Or words to that affect. That’s what I’m seeing on blogs and in a boatload of forum comments. Geez, people. Why is it every time Apple makes a move there’s a pile of people to step in and claim how stupid Apple is, or how they don’t care about their customers, etc.? As if Apple’s not nailing almost all of their decisions lately (and by “lately” I mean over the last 10 years).
Some of the complainers are downright conspiratorial in their railings against the change. And many seem to think that FireWire 400 is gone altogether, apparently unaware that it’s available on the MacBook Pro via the FireWire 800 port. Only the MacBook lost FireWire completely.
Look, I’m not unsympathetic to those MacBook users who may have come to rely on FireWire, but some of the discussion around this move is kind of silly.
The MacBook is Apple’s most popular Mac. They’ve sold a bajillion of these things (note to literalists: “bajillion” is an exaggeration for effect). I do not believe for one minute that Apple doesn’t know what features are being used by their customer base. They didn’t remove FW to anger their base, they removed it because it was used (or required) by a small enough percentage that it simply couldn’t be justified in the new design.
And for those of you saying that it probably only adds a few dollars to the cost, so what? I’ve sat in hardware meetings where we debated something that adds a few cents to the cost! Just as a simple example, let’s pretend FW would add $1 to Apple’s cost of the new MacBook. It’s their most popular Mac, so to keep the example simple let’s say they sell 5M in the next year. That’s a $5M cost! Actually, it would even be more than that since the total cost also includes expenditures in the form of supporting FW issues, drivers, patches, QA, etc.
If you say that $5M is pocket change to Apple, I would counter that it’s only pocket change when spent wisely. If, say, 93 percent of MacBook users don’t use FW, or won’t miss it, then it’s an unnecessary expense. Apple’s $20B war chest doesn’t come only via profits. It’s as much about what they don’t spend (or, as Steve Jobs would say, when to say “no”). This includes money saved via many of these types of decisions.
Regarding the lack of a matte display on the new MacBook Pro, from the discussions I’ve seen, you’d think no one had ever used a glossy screen before. But do you really think Apple killed the matte display just to wield their mighty power? Really? They know how many of each screen type they sold on their pro models.
I suspect matte was put on the block partially because the even brighter LED screens make glossy “glare” less of an issue.

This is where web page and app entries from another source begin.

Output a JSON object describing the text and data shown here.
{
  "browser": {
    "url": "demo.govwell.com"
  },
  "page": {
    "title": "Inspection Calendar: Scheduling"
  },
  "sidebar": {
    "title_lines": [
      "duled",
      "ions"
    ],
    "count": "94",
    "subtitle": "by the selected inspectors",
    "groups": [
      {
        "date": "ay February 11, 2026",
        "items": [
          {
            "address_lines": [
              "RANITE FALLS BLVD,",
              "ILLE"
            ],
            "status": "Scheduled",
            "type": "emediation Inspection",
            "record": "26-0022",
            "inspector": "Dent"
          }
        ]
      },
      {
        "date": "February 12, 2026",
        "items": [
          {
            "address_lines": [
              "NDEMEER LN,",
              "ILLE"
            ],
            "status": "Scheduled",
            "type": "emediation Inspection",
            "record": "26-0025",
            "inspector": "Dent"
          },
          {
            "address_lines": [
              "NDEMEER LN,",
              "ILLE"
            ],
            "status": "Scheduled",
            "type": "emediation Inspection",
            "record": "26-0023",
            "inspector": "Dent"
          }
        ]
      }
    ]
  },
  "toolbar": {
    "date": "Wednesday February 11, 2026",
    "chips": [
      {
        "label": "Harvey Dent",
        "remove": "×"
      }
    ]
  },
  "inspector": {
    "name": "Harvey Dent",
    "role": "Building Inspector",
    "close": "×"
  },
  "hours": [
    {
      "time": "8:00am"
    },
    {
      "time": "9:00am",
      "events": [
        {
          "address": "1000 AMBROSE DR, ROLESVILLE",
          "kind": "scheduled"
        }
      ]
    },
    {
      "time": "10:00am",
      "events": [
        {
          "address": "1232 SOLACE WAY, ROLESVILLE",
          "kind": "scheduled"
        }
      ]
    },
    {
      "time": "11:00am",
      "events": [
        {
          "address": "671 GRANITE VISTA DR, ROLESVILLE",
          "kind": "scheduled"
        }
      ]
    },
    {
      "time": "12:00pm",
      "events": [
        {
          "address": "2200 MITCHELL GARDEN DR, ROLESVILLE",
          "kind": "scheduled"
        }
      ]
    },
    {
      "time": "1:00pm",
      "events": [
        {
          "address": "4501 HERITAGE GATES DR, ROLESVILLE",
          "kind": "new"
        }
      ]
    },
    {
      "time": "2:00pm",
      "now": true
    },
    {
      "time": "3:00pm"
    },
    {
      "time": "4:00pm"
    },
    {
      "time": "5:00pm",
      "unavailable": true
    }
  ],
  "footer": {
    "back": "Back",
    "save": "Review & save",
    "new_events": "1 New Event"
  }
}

As for cost savings, it’s probably less about what the differing screen types add to the price, and more about having to deal with dual SKUs. The fewer SKUs, the better. Inventory is expensive. Especially when it’s the inventory of your flagship line. Apple may also have felt that if demand for a matte display is great enough, third parties will step in. After all, this is an omission that can be readily addressed after the fact.
Sometimes, it’s just human nature, when confronted with a new model or version, to dwell on what’s “missing.” We admire the new stuff for five minutes, then decide what’s gone we can’t live without (floppy, anyone)? And of course Apple can make a misstep (they have before, they will again). But it remains to be seen in this case, and the idea that Apple yanked these items just because they allegedly know better, or because they’re stupid, or they don’t care, or maybe even because they just felt like it, makes no sense.
I don’t claim to have all the answers, but some of the comments I’ve read are just nuts. It’s not that hard to come up with reasonable speculation as to what Apple’s motivation may have been, both fiscally and strategically. Nor is it difficult to come up with a more reasoned analysis of the loss.